▶ **Assignment**: Pick each line containing "icon" out of the records.
(Input material begins)
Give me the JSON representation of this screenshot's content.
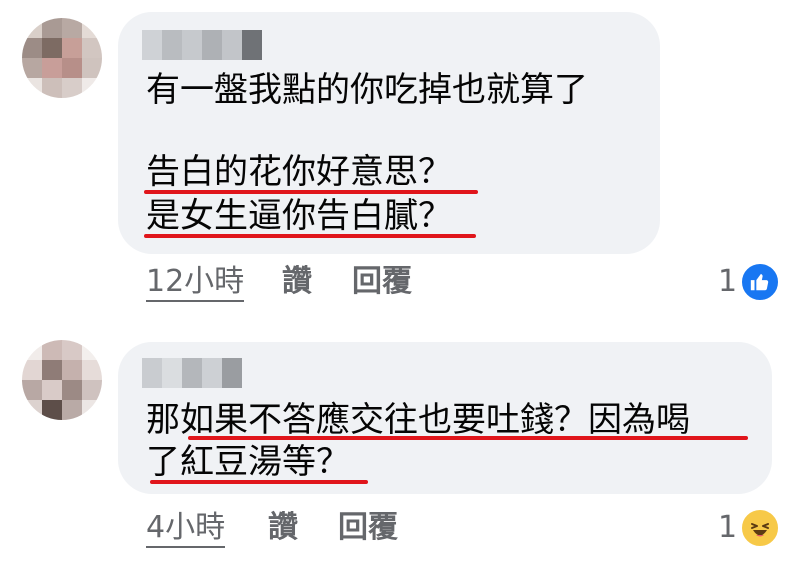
{
  "comments": [
    {
      "lines": [
        "有一盤我點的你吃掉也就算了",
        "告白的花你好意思？",
        "是女生逼你告白膩？"
      ],
      "time": "12小時",
      "like_label": "讚",
      "reply_label": "回覆",
      "reaction_count": "1",
      "reaction_icon": "like-icon"
    },
    {
      "lines": [
        "那如果不答應交往也要吐錢？因為喝",
        "了紅豆湯等？"
      ],
      "time": "4小時",
      "like_label": "讚",
      "reply_label": "回覆",
      "reaction_count": "1",
      "reaction_icon": "haha-icon"
    }
  ],
  "colors": {
    "bubble_bg": "#f0f2f5",
    "highlight_underline": "#e0151b",
    "like_blue": "#1877f2",
    "haha_yellow": "#f7c948",
    "meta_gray": "#65676b"
  }
}
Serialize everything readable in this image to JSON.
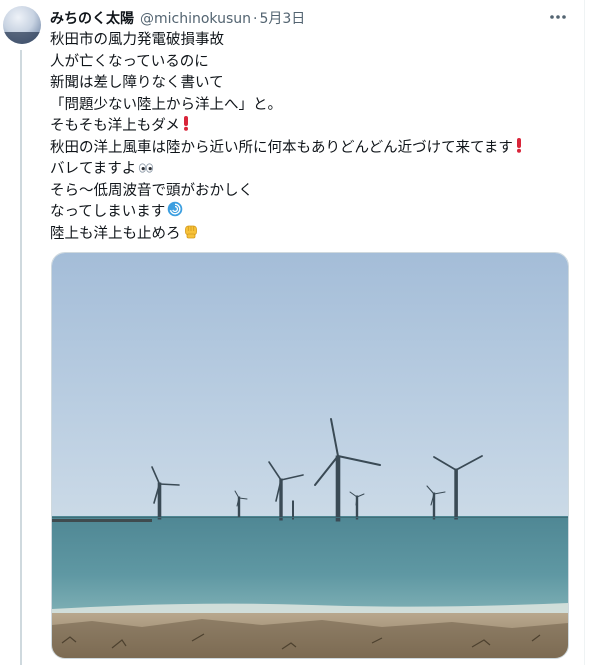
{
  "tweet": {
    "display_name": "みちのく太陽",
    "handle": "@michinokusun",
    "separator": "·",
    "date": "5月3日",
    "lines": [
      "秋田市の風力発電破損事故",
      "人が亡くなっているのに",
      "新聞は差し障りなく書いて",
      "「問題少ない陸上から洋上へ」と。",
      "そもそも洋上もダメ",
      "秋田の洋上風車は陸から近い所に何本もありどんどん近づけて来てます",
      "バレてますよ",
      "そら〜低周波音で頭がおかしく",
      "なってしまいます",
      "陸上も洋上も止めろ"
    ],
    "line_emojis": {
      "4": "exclamation-icon",
      "5": "exclamation-icon",
      "6": "eyes-icon",
      "8": "cyclone-icon",
      "9": "fist-icon"
    },
    "media_alt": "wind-turbines-at-sea-photo"
  },
  "colors": {
    "text": "#0f1419",
    "secondary": "#536471",
    "border": "#cfd9de",
    "exclamation": "#d9253a",
    "cyclone": "#3d9fe0",
    "fist": "#f7c23a"
  }
}
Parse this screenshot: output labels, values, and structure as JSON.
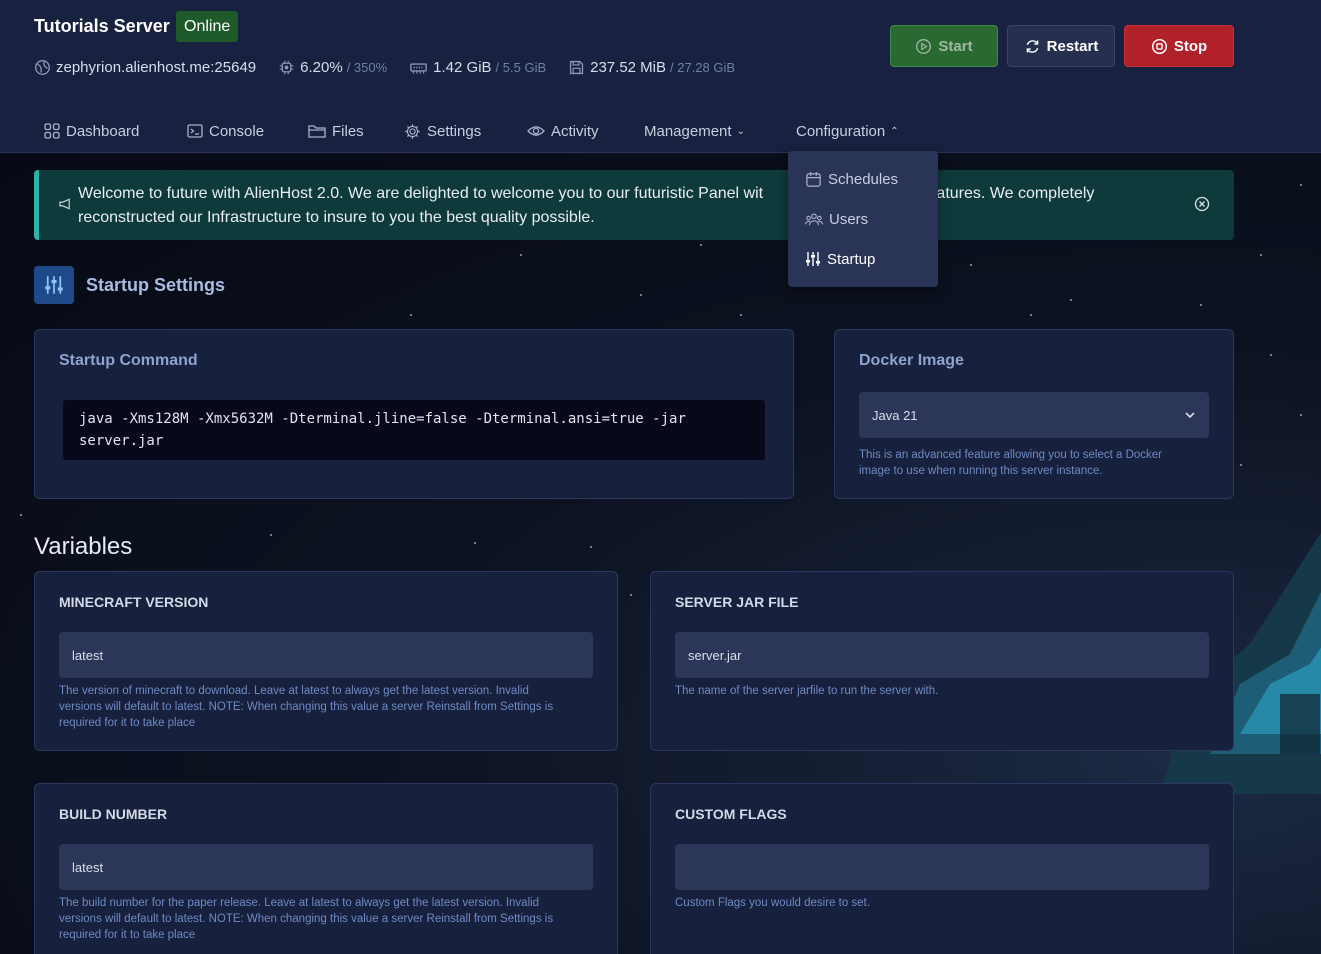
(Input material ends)
▶ **Exercise answer**:
      "reaction_icon": "like-icon"
      "reaction_icon": "haha-icon"
      "4": "exclamation-icon",
      "5": "exclamation-icon",
      "6": "eyes-icon",
      "8": "cyclone-icon",
      "9": "fist-icon"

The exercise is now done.